- Problem: Having a short term product (term insurance) that will or may run out when you need it most, you may forfeit one of the most important benefits of buying life insurance: piece of mind. How can life insurance provide the mental comfort intended when it may not work when it is needed the most? Alternatively you may have a Permanent (Whole Life, Universal Life, Variable Life) policy and not fully understand the advantages and/or disadvantages of these products.
- Solution: Evaluate your current coverage to determine if you have the right type of life insurance for your current circumstances and future need. There are many new types of policies that have come to market in the past years.
- Guaranteed fixed universal life insurance: This product provides for permanent life insurance at a minimum cost. Cash value accumulation is not the objective.
- Hybrid life and long term care insurance: Life insurance that allows the owner access to the death benefit (typically 2-3% per month) in the event that the insured needs long term care. For example, a $500,000 death benefit would allow for 3% or $7500 per month until the death benefit has been depleted.
- Institutionally priced life insurance: The primary objective of these policies is to provide tax deferred accumulation similar to a ROTH IRA. The death benefit is often times not the main objective. Policy values are fully liquid and not subject to a sales charge/surrender penalty.
Mistake 5: You buy life insurance as if it is a commodity

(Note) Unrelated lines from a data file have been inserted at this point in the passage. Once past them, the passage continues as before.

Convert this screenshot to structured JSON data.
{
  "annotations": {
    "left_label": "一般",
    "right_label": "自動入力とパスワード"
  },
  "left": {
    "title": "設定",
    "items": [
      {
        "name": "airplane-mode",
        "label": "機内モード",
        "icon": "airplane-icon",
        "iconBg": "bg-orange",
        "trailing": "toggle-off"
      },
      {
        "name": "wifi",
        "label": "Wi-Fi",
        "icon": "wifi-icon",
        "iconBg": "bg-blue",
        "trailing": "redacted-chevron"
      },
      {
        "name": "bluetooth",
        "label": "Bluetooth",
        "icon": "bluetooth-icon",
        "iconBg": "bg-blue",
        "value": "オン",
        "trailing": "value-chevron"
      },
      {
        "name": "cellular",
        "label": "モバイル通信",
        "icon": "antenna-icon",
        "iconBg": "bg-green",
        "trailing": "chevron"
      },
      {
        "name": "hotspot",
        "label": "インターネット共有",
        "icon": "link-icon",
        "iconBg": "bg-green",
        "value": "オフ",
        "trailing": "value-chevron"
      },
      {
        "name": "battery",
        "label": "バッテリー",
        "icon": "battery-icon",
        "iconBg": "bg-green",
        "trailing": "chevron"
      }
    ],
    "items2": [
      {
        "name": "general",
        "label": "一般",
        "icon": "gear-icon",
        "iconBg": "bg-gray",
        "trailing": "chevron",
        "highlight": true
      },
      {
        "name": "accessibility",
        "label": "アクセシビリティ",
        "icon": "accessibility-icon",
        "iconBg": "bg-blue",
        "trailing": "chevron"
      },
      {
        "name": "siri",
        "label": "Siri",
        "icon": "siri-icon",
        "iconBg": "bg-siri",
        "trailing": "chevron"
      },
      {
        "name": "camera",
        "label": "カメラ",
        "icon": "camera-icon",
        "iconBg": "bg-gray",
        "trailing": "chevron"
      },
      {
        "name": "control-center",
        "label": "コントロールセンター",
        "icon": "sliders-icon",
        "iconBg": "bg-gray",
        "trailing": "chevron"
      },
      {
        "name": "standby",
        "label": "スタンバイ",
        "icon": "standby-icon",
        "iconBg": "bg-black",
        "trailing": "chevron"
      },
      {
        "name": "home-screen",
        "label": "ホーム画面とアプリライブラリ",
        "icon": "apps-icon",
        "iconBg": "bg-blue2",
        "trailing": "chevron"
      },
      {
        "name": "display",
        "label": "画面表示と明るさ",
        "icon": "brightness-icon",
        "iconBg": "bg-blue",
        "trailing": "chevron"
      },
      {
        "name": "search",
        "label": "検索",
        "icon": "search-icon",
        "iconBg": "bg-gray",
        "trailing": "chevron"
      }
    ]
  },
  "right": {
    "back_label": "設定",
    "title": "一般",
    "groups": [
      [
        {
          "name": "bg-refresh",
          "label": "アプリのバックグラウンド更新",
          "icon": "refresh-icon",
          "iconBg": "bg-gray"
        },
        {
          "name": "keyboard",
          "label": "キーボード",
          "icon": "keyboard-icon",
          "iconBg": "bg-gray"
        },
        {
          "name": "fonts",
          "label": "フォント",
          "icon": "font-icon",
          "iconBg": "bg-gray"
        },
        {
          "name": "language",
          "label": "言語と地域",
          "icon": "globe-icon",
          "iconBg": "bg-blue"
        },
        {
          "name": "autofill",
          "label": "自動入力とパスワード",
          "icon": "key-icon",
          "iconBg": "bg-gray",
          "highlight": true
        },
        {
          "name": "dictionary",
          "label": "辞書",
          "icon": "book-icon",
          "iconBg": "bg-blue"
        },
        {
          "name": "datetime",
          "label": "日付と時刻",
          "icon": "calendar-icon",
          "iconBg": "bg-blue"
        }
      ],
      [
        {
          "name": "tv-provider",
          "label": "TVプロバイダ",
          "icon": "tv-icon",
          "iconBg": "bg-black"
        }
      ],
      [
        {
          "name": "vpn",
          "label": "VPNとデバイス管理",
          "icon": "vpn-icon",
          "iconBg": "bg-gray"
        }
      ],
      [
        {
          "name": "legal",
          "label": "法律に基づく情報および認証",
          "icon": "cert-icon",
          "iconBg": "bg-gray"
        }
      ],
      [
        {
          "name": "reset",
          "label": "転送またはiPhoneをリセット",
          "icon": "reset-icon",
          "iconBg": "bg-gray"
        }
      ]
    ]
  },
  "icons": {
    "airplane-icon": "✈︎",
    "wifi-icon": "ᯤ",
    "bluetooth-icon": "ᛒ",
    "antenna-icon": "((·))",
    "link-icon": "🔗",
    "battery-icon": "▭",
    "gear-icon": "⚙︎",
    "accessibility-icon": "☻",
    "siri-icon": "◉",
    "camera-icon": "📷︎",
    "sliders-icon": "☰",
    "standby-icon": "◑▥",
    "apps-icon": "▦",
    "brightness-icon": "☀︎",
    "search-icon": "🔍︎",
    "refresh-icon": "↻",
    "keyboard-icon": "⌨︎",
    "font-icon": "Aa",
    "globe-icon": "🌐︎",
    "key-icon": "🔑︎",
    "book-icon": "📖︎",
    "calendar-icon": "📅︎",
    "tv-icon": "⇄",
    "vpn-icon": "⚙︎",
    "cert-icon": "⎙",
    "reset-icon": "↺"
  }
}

- Problem: If you think that all life insurance, even from the same company, is equal; think again.
- Solution: Gain insight and knowledge on how life insurance carriers and products compare. Structured properly, life insurance operates like no other financial vehicle. It can offer peace of mind and comfort, tax favorability (income tax free death benefits and tax advantaged accumulation and distribution) along with financial diversification in that life insurance is not correlated to other financial assets that are subject to market volatility.